If emerging protectionism can be put back in the box before the kind of major action that inevitably triggers a “no way back” cycle of retaliation, the economy will be a big beneficiary. If protectionism prevails and accelerates, things may get very tough, and sooner rather than later.

Third, order or disorder? The global economy is beset by imbalances: the huge U.S. current account deficit versus the huge developing-country current account surpluses: horrific federal government spending deficits in developed countries like the U.S., Canada and Japan; the paradox of developing countries funding developed country stimulus programs; sky-high consumption-to-GDP ratios in developed countries like Canada and the U.S. versus sky-high savings to GDP ratios in developing countries like China; a U.S. debt to GDP ratio that is now grudgingly coming down from historic levels but still has a long way to go before deleveraging has run its needed course; staggering developing-country foreign exchange reserves compared to ours, and so many central-bank policy interest rates in the vicinity of zero versus the three percent norm.

The question is not one of knowing if the imbalances can persist indefinitely, because they cannot. Rather, the question is one of trying to know if the inevitable adjustments will be orderly or disorderly.

Nowhere and at no time is this issue more important than when the subject is the U.S. dollar. The dollar must come down against a number of currencies; the Chinese yuan especially must strengthen. It will not be easy, but economies can probably accommodate major but orderly exchange-rate adjustments with modest disruption and pain. If the process is abrupt and disorderly, look out below. There will be no place to hide. The same can be said for the movement of interest rates from historic lows back to normal. All things considered, we should all be cheering for an orderly transition. On everything.

Fourth, whither commodity prices? If commodity prices are heading up, that would imply recovering consumers and recovering economies, which would be good news for all. The link is China and the rest of the developing world that in this scenario would be buying commodities — putting upward pressure on their prices — to turn into finished goods for export. When commodity prices are strong, Canada wins because we are such a big commodity player. If commodity prices don’t hold up, the likelihood is that the U.S., Canada and most everyone else will still be struggling.

Fifth, whither capacity utilization? Capacity utilization is the percent of available production capacity that is actually being used at a given point in time. In the U.S. and Canada, the number is currently very low by historical standards.

If capacity utilization is rising, it means consumers are buying, which in turn will eventually get executives to start investing in plant, equipment, machinery, etc. again. Investment spending has a multiplier effect on economic activity, which makes it highly desirable. If capacity utilization stays stubbornly low, this does not bode well. Sustainable recovery is unlikely without a big jump in capacity utilization.

Sixth, whither interest rate spreads? Convention in lending markets is to make judgements about conditions based on the spreads or differences between borrowing rates on risky securities and borrowing rates on risk-free securities, usually treasury bills guaranteed by high-quality governments. The smaller the spreads, the more comfortable savers are making their funds available to investors. Narrow spreads, and things are getting better; wider spreads, not so much.

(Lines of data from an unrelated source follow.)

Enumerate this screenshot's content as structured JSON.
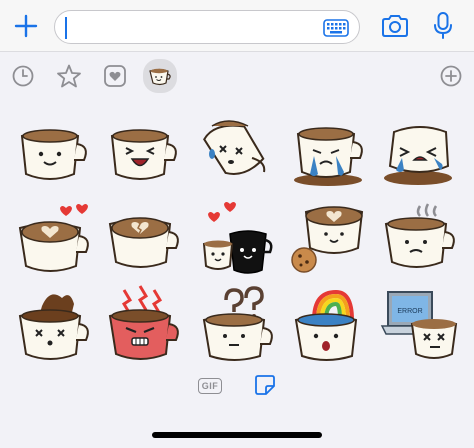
{
  "composer": {
    "placeholder": "",
    "value": ""
  },
  "icons": {
    "plus": "plus-icon",
    "keyboard": "keyboard-icon",
    "camera": "camera-icon",
    "mic": "microphone-icon",
    "recent": "clock-icon",
    "favorites": "star-icon",
    "mine": "heart-icon",
    "pack": "coffee-cup-sticker-icon",
    "add_pack": "add-circle-icon",
    "sticker_tray": "sticker-icon"
  },
  "colors": {
    "accent": "#1a73e8",
    "tab_gray": "#8e8e93",
    "cup_cream": "#fbf8ee",
    "coffee": "#9b6e44",
    "heart": "#e53935"
  },
  "stickers": [
    {
      "name": "coffee-cup-smiling"
    },
    {
      "name": "coffee-cup-laughing"
    },
    {
      "name": "coffee-cup-spilled-dizzy"
    },
    {
      "name": "coffee-cup-crying"
    },
    {
      "name": "coffee-cup-tipped-crying"
    },
    {
      "name": "coffee-cup-latte-heart"
    },
    {
      "name": "coffee-cup-broken-heart"
    },
    {
      "name": "coffee-couple-love"
    },
    {
      "name": "coffee-cup-with-cookie"
    },
    {
      "name": "coffee-cup-steaming-sad"
    },
    {
      "name": "coffee-cup-overflow-dead"
    },
    {
      "name": "coffee-cup-angry"
    },
    {
      "name": "coffee-cup-confused"
    },
    {
      "name": "coffee-cup-rainbow"
    },
    {
      "name": "coffee-cup-laptop-dead"
    }
  ],
  "laptop_screen_text": "ERROR",
  "bottom_bar": {
    "gif_label": "GIF"
  }
}
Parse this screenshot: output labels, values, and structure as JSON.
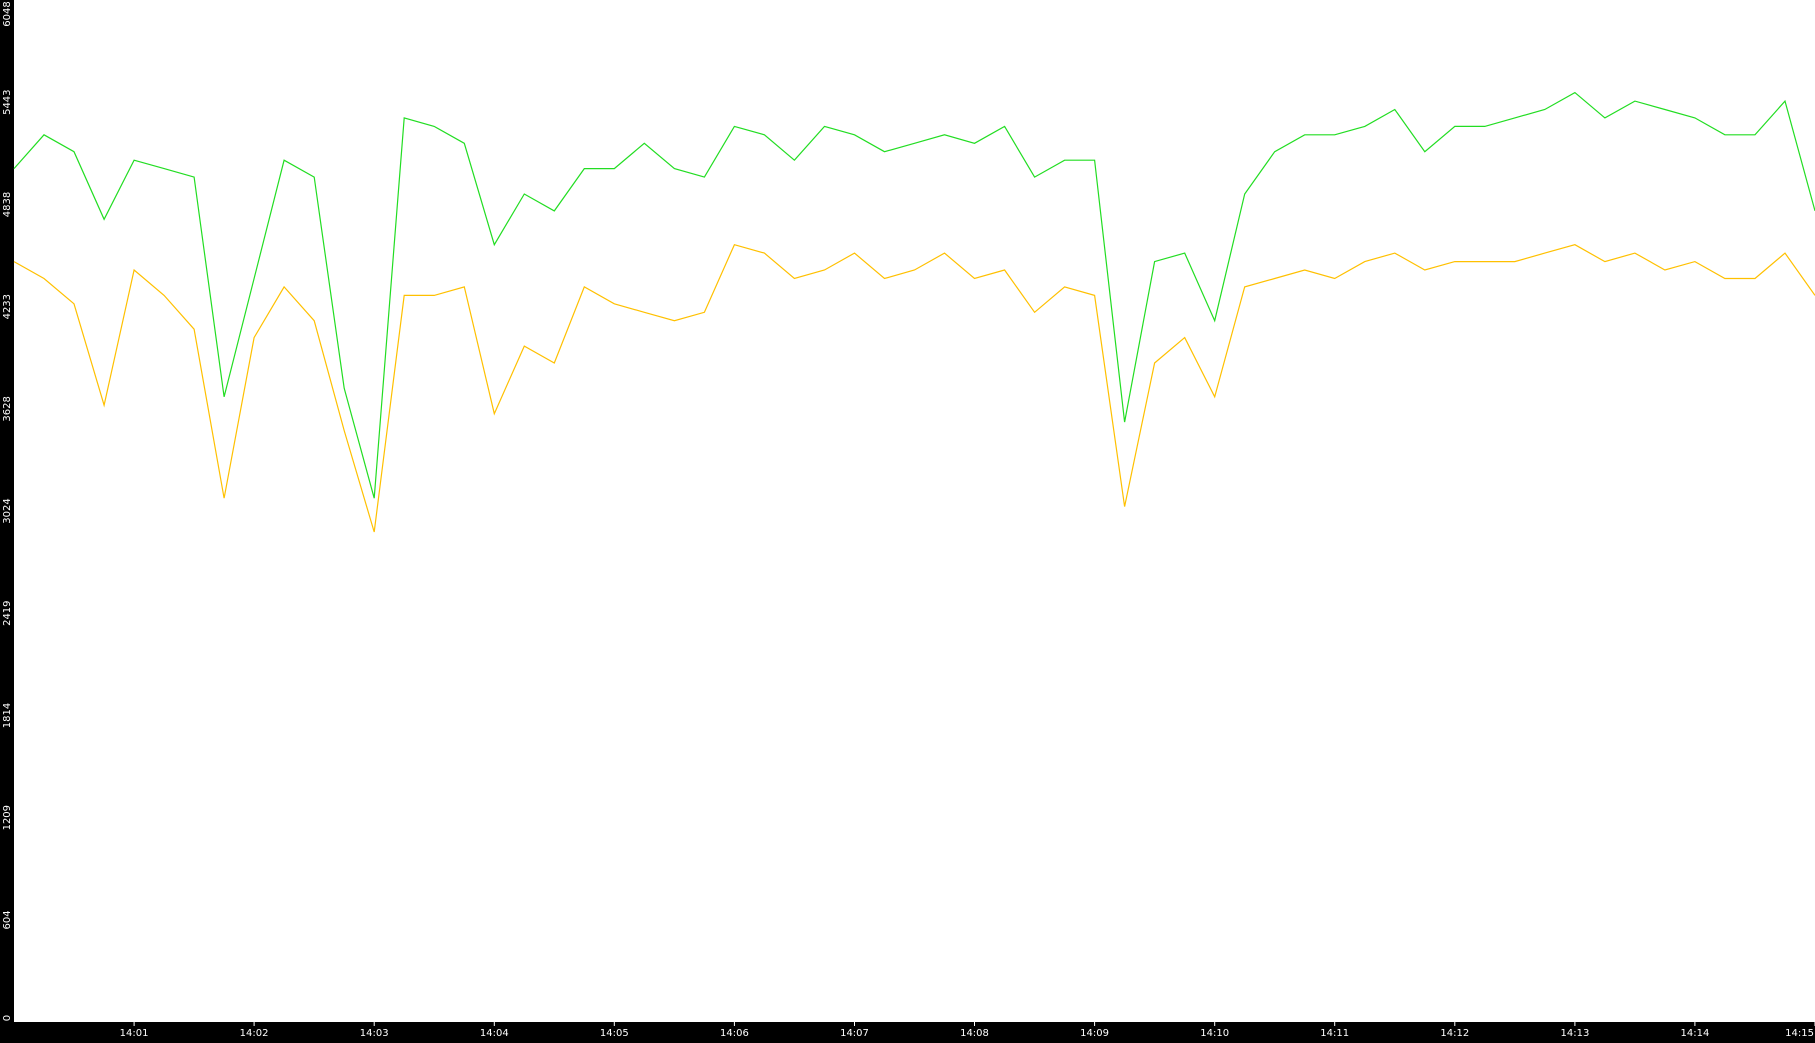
{
  "chart_data": {
    "type": "line",
    "title": "",
    "xlabel": "",
    "ylabel": "",
    "y_ticks": [
      "0",
      "604",
      "1209",
      "1814",
      "2419",
      "3024",
      "3628",
      "4233",
      "4838",
      "5443",
      "6048"
    ],
    "y_values": [
      0,
      604,
      1209,
      1814,
      2419,
      3024,
      3628,
      4233,
      4838,
      5443,
      6048
    ],
    "ylim": [
      0,
      6048
    ],
    "x_ticks": [
      "14:01",
      "14:02",
      "14:03",
      "14:04",
      "14:05",
      "14:06",
      "14:07",
      "14:08",
      "14:09",
      "14:10",
      "14:11",
      "14:12",
      "14:13",
      "14:14",
      "14:15"
    ],
    "xlim_minutes": [
      0.0,
      15.0
    ],
    "x_tick_minutes": [
      1,
      2,
      3,
      4,
      5,
      6,
      7,
      8,
      9,
      10,
      11,
      12,
      13,
      14,
      15
    ],
    "grid": false,
    "legend": "none",
    "colors": {
      "background": "#ffffff",
      "frame": "#000000",
      "axis_text": "#ffffff",
      "series_upper": "#22dd22",
      "series_lower": "#ffc000"
    },
    "series": [
      {
        "color": "#22dd22",
        "x_minutes": [
          0.0,
          0.25,
          0.5,
          0.75,
          1.0,
          1.25,
          1.5,
          1.75,
          2.0,
          2.25,
          2.5,
          2.75,
          3.0,
          3.25,
          3.5,
          3.75,
          4.0,
          4.25,
          4.5,
          4.75,
          5.0,
          5.25,
          5.5,
          5.75,
          6.0,
          6.25,
          6.5,
          6.75,
          7.0,
          7.25,
          7.5,
          7.75,
          8.0,
          8.25,
          8.5,
          8.75,
          9.0,
          9.25,
          9.5,
          9.75,
          10.0,
          10.25,
          10.5,
          10.75,
          11.0,
          11.25,
          11.5,
          11.75,
          12.0,
          12.25,
          12.5,
          12.75,
          13.0,
          13.25,
          13.5,
          13.75,
          14.0,
          14.25,
          14.5,
          14.75,
          15.0
        ],
        "values": [
          5050,
          5250,
          5150,
          4750,
          5100,
          5050,
          5000,
          3700,
          4400,
          5100,
          5000,
          3750,
          3100,
          5350,
          5300,
          5200,
          4600,
          4900,
          4800,
          5050,
          5050,
          5200,
          5050,
          5000,
          5300,
          5250,
          5100,
          5300,
          5250,
          5150,
          5200,
          5250,
          5200,
          5300,
          5000,
          5100,
          5100,
          3550,
          4500,
          4550,
          4150,
          4900,
          5150,
          5250,
          5250,
          5300,
          5400,
          5150,
          5300,
          5300,
          5350,
          5400,
          5500,
          5350,
          5450,
          5400,
          5350,
          5250,
          5250,
          5450,
          4800
        ]
      },
      {
        "color": "#ffc000",
        "x_minutes": [
          0.0,
          0.25,
          0.5,
          0.75,
          1.0,
          1.25,
          1.5,
          1.75,
          2.0,
          2.25,
          2.5,
          2.75,
          3.0,
          3.25,
          3.5,
          3.75,
          4.0,
          4.25,
          4.5,
          4.75,
          5.0,
          5.25,
          5.5,
          5.75,
          6.0,
          6.25,
          6.5,
          6.75,
          7.0,
          7.25,
          7.5,
          7.75,
          8.0,
          8.25,
          8.5,
          8.75,
          9.0,
          9.25,
          9.5,
          9.75,
          10.0,
          10.25,
          10.5,
          10.75,
          11.0,
          11.25,
          11.5,
          11.75,
          12.0,
          12.25,
          12.5,
          12.75,
          13.0,
          13.25,
          13.5,
          13.75,
          14.0,
          14.25,
          14.5,
          14.75,
          15.0
        ],
        "values": [
          4500,
          4400,
          4250,
          3650,
          4450,
          4300,
          4100,
          3100,
          4050,
          4350,
          4150,
          3500,
          2900,
          4300,
          4300,
          4350,
          3600,
          4000,
          3900,
          4350,
          4250,
          4200,
          4150,
          4200,
          4600,
          4550,
          4400,
          4450,
          4550,
          4400,
          4450,
          4550,
          4400,
          4450,
          4200,
          4350,
          4300,
          3050,
          3900,
          4050,
          3700,
          4350,
          4400,
          4450,
          4400,
          4500,
          4550,
          4450,
          4500,
          4500,
          4500,
          4550,
          4600,
          4500,
          4550,
          4450,
          4500,
          4400,
          4400,
          4550,
          4300
        ]
      }
    ]
  }
}
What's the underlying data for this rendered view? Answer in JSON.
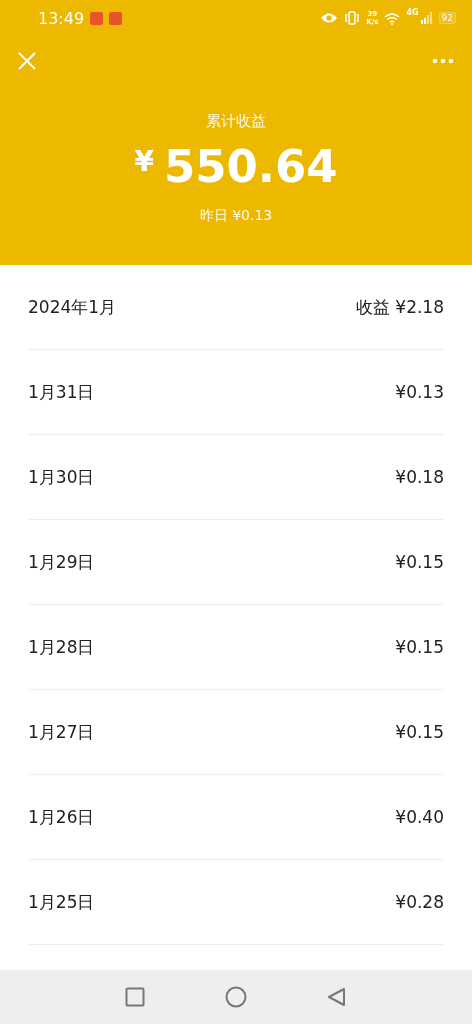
{
  "status_bar": {
    "time": "13:49",
    "speed_value": "39",
    "speed_unit": "K/s",
    "network": "4G",
    "battery": "92"
  },
  "header": {
    "title": "累计收益",
    "total_symbol": "¥",
    "total": "550.64",
    "yesterday": "昨日 ¥0.13"
  },
  "summary": {
    "month": "2024年1月",
    "label": "收益 ¥2.18"
  },
  "rows": [
    {
      "date": "1月31日",
      "amount": "¥0.13"
    },
    {
      "date": "1月30日",
      "amount": "¥0.18"
    },
    {
      "date": "1月29日",
      "amount": "¥0.15"
    },
    {
      "date": "1月28日",
      "amount": "¥0.15"
    },
    {
      "date": "1月27日",
      "amount": "¥0.15"
    },
    {
      "date": "1月26日",
      "amount": "¥0.40"
    },
    {
      "date": "1月25日",
      "amount": "¥0.28"
    }
  ]
}
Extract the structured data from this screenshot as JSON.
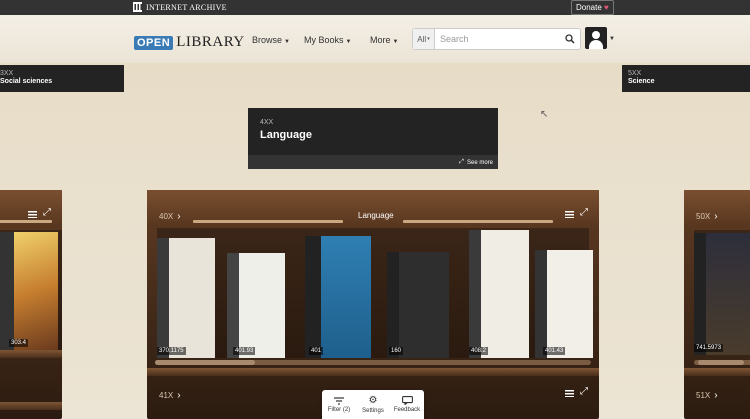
{
  "topbar": {
    "ia_label": "INTERNET ARCHIVE",
    "donate_label": "Donate",
    "heart": "♥"
  },
  "header": {
    "logo_open": "OPEN",
    "logo_library": "LIBRARY",
    "nav": [
      {
        "label": "Browse"
      },
      {
        "label": "My Books"
      },
      {
        "label": "More"
      }
    ],
    "search": {
      "scope": "All",
      "placeholder": "Search"
    }
  },
  "class_cards": {
    "left": {
      "code": "3XX",
      "name": "Social sciences"
    },
    "center": {
      "code": "4XX",
      "name": "Language",
      "see_more": "See more"
    },
    "right": {
      "code": "5XX",
      "name": "Science"
    }
  },
  "shelves": {
    "center": {
      "code": "40X",
      "title": "Language",
      "books": [
        {
          "call_number": "370.1175",
          "color": "#e8e4da",
          "spine": "#3a3a3a"
        },
        {
          "call_number": "401.93",
          "color": "#efefe9",
          "spine": "#444"
        },
        {
          "call_number": "401",
          "color": "#2a74a8",
          "spine": "#222"
        },
        {
          "call_number": "160",
          "color": "#2e2e2e",
          "spine": "#222"
        },
        {
          "call_number": "408.2",
          "color": "#f0ede4",
          "spine": "#3a3a3a"
        },
        {
          "call_number": "401.43",
          "color": "#f1efe8",
          "spine": "#333"
        }
      ],
      "next_code": "41X"
    },
    "left": {
      "books": [
        {
          "call_number": "303.4"
        }
      ]
    },
    "right": {
      "code": "50X",
      "books": [
        {
          "call_number": "741.5973"
        }
      ],
      "next_code": "51X"
    }
  },
  "toolbar": {
    "filter_label": "Filter (2)",
    "settings_label": "Settings",
    "feedback_label": "Feedback"
  }
}
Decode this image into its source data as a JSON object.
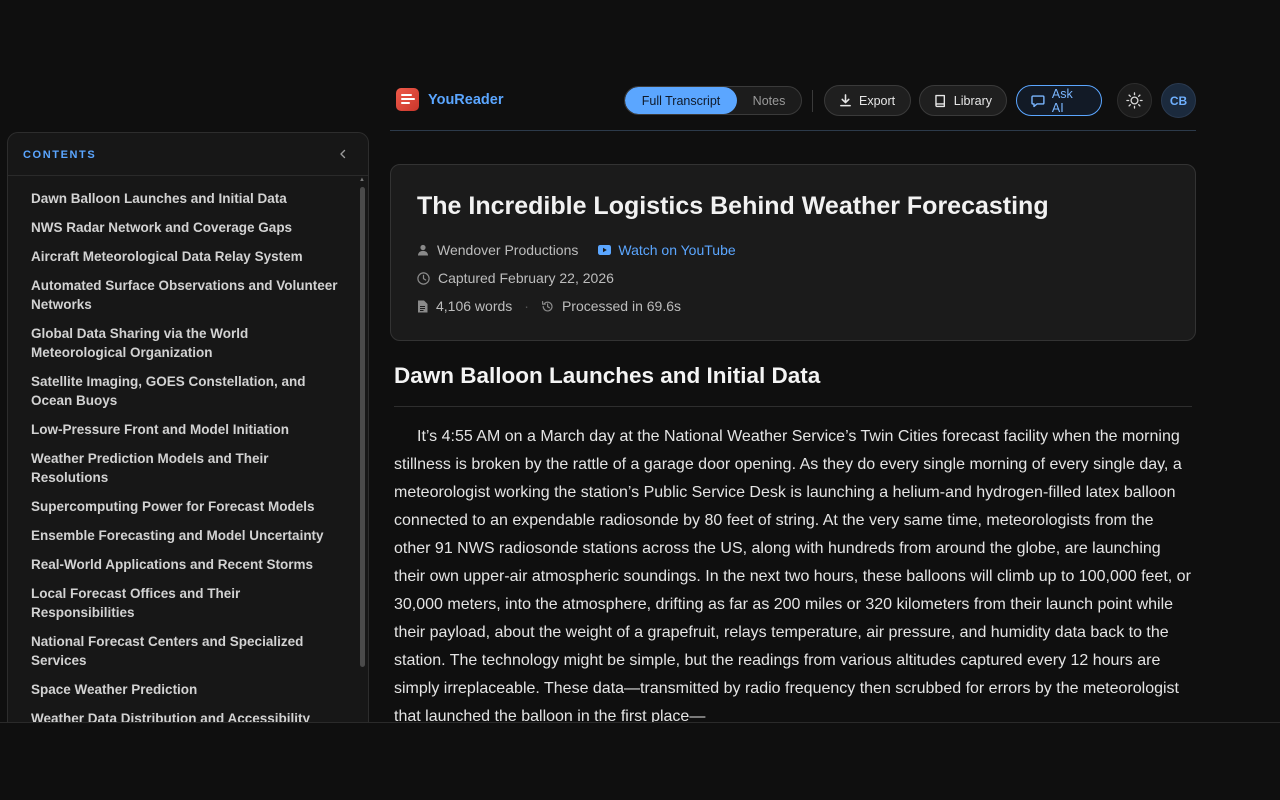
{
  "app": {
    "name": "YouReader"
  },
  "header": {
    "tabs": [
      {
        "label": "Full Transcript",
        "active": true
      },
      {
        "label": "Notes",
        "active": false
      }
    ],
    "export_label": "Export",
    "library_label": "Library",
    "ask_ai_label": "Ask AI",
    "avatar_initials": "CB"
  },
  "sidebar": {
    "title": "CONTENTS",
    "items": [
      {
        "label": "Dawn Balloon Launches and Initial Data"
      },
      {
        "label": "NWS Radar Network and Coverage Gaps"
      },
      {
        "label": "Aircraft Meteorological Data Relay System"
      },
      {
        "label": "Automated Surface Observations and Volunteer Networks"
      },
      {
        "label": "Global Data Sharing via the World Meteorological Organization"
      },
      {
        "label": "Satellite Imaging, GOES Constellation, and Ocean Buoys"
      },
      {
        "label": "Low-Pressure Front and Model Initiation"
      },
      {
        "label": "Weather Prediction Models and Their Resolutions"
      },
      {
        "label": "Supercomputing Power for Forecast Models"
      },
      {
        "label": "Ensemble Forecasting and Model Uncertainty"
      },
      {
        "label": "Real-World Applications and Recent Storms"
      },
      {
        "label": "Local Forecast Offices and Their Responsibilities"
      },
      {
        "label": "National Forecast Centers and Specialized Services"
      },
      {
        "label": "Space Weather Prediction"
      },
      {
        "label": "Weather Data Distribution and Accessibility"
      }
    ]
  },
  "document": {
    "title": "The Incredible Logistics Behind Weather Forecasting",
    "channel": "Wendover Productions",
    "watch_label": "Watch on YouTube",
    "captured": "Captured February 22, 2026",
    "words": "4,106 words",
    "processed": "Processed in 69.6s"
  },
  "article": {
    "section_title": "Dawn Balloon Launches and Initial Data",
    "paragraph": "It’s 4:55 AM on a March day at the National Weather Service’s Twin Cities forecast facility when the morning stillness is broken by the rattle of a garage door opening. As they do every single morning of every single day, a meteorologist working the station’s Public Service Desk is launching a helium-and hydrogen-filled latex balloon connected to an expendable radiosonde by 80 feet of string. At the very same time, meteorologists from the other 91 NWS radiosonde stations across the US, along with hundreds from around the globe, are launching their own upper-air atmospheric soundings. In the next two hours, these balloons will climb up to 100,000 feet, or 30,000 meters, into the atmosphere, drifting as far as 200 miles or 320 kilometers from their launch point while their payload, about the weight of a grapefruit, relays temperature, air pressure, and humidity data back to the station. The technology might be simple, but the readings from various altitudes captured every 12 hours are simply irreplaceable. These data—transmitted by radio frequency then scrubbed for errors by the meteorologist that launched the balloon in the first place—"
  }
}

Seventh, whither the U.S.? The U.S. accounts for more than 20 percent of world GDP, with the U.S. consumer alone accounting for 18 percent. China is coming on but for the foreseeable future we can say that where the U.S. goes is more or less where most countries will go, certainly Canada. Exports to the U.S. are about a quarter of our GDP. Get the U.S. right and you are a long way toward knowing how things will unfold.

Asking the right questions is a first step to running a good enterprise. On the economy, it comes down to only a few.

About the Author

John S. McCallum is Professor of Finance at the I. H. Asper School of Business, University of Manitoba, and former Chairman of Manitoba Hydro. Contact